* _Your goal_: Only a number is expected here: the count of lines in the data that contain "role".

▽

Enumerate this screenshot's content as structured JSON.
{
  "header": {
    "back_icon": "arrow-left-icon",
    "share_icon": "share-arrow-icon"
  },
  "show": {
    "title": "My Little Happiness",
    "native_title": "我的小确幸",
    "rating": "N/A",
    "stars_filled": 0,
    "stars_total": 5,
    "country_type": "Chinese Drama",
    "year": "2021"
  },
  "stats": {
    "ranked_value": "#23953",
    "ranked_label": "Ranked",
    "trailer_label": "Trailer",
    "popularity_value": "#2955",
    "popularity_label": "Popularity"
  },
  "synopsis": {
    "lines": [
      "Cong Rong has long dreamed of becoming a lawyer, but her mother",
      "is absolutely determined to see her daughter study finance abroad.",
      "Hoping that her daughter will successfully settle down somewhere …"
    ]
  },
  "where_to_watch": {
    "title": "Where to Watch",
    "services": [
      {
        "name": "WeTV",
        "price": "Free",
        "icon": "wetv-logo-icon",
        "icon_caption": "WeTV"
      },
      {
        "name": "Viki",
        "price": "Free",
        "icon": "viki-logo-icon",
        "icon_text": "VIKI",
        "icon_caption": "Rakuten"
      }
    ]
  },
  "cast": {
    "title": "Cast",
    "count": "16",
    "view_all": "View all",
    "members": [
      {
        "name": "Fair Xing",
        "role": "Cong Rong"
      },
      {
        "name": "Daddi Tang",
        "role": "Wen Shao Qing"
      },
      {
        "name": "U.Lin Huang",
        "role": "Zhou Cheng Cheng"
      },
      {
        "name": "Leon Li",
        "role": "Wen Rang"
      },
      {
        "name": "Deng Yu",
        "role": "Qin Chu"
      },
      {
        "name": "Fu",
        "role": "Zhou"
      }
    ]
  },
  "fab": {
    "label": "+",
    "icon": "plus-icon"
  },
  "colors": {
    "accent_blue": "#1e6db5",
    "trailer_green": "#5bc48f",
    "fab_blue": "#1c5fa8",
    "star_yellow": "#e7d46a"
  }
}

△

* _Task output_: 6